(Data shown)
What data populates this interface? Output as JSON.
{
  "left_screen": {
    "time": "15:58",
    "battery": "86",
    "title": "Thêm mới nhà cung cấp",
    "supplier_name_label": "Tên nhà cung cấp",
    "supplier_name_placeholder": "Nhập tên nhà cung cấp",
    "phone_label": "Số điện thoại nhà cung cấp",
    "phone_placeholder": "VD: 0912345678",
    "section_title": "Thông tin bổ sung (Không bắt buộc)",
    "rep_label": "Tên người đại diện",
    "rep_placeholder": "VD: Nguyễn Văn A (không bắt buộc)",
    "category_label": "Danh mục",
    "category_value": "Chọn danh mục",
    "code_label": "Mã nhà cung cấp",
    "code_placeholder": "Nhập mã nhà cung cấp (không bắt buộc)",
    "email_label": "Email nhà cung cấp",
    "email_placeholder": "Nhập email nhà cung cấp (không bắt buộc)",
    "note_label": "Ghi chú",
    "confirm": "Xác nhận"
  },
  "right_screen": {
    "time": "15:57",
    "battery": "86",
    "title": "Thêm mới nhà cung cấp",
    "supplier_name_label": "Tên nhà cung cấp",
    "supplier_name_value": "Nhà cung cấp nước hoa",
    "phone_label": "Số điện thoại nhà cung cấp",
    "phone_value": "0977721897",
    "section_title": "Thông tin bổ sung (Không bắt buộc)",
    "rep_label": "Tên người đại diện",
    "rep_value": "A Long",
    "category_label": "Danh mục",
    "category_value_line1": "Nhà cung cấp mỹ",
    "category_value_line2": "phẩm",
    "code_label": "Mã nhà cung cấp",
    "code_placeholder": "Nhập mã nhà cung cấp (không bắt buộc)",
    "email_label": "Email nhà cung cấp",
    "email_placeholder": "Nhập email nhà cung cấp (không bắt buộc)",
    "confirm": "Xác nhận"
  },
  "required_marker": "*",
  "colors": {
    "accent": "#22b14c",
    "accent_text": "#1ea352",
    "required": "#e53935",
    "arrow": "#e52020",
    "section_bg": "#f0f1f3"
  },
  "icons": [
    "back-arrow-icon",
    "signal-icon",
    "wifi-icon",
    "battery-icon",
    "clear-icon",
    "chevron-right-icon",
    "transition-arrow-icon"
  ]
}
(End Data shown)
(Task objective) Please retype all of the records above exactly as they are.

(Exercise answer)
What data populates this interface? Output as JSON.
{
  "left_screen": {
    "time": "15:58",
    "battery": "86",
    "title": "Thêm mới nhà cung cấp",
    "supplier_name_label": "Tên nhà cung cấp",
    "supplier_name_placeholder": "Nhập tên nhà cung cấp",
    "phone_label": "Số điện thoại nhà cung cấp",
    "phone_placeholder": "VD: 0912345678",
    "section_title": "Thông tin bổ sung (Không bắt buộc)",
    "rep_label": "Tên người đại diện",
    "rep_placeholder": "VD: Nguyễn Văn A (không bắt buộc)",
    "category_label": "Danh mục",
    "category_value": "Chọn danh mục",
    "code_label": "Mã nhà cung cấp",
    "code_placeholder": "Nhập mã nhà cung cấp (không bắt buộc)",
    "email_label": "Email nhà cung cấp",
    "email_placeholder": "Nhập email nhà cung cấp (không bắt buộc)",
    "note_label": "Ghi chú",
    "confirm": "Xác nhận"
  },
  "right_screen": {
    "time": "15:57",
    "battery": "86",
    "title": "Thêm mới nhà cung cấp",
    "supplier_name_label": "Tên nhà cung cấp",
    "supplier_name_value": "Nhà cung cấp nước hoa",
    "phone_label": "Số điện thoại nhà cung cấp",
    "phone_value": "0977721897",
    "section_title": "Thông tin bổ sung (Không bắt buộc)",
    "rep_label": "Tên người đại diện",
    "rep_value": "A Long",
    "category_label": "Danh mục",
    "category_value_line1": "Nhà cung cấp mỹ",
    "category_value_line2": "phẩm",
    "code_label": "Mã nhà cung cấp",
    "code_placeholder": "Nhập mã nhà cung cấp (không bắt buộc)",
    "email_label": "Email nhà cung cấp",
    "email_placeholder": "Nhập email nhà cung cấp (không bắt buộc)",
    "confirm": "Xác nhận"
  },
  "required_marker": "*",
  "colors": {
    "accent": "#22b14c",
    "accent_text": "#1ea352",
    "required": "#e53935",
    "arrow": "#e52020",
    "section_bg": "#f0f1f3"
  },
  "icons": [
    "back-arrow-icon",
    "signal-icon",
    "wifi-icon",
    "battery-icon",
    "clear-icon",
    "chevron-right-icon",
    "transition-arrow-icon"
  ]
}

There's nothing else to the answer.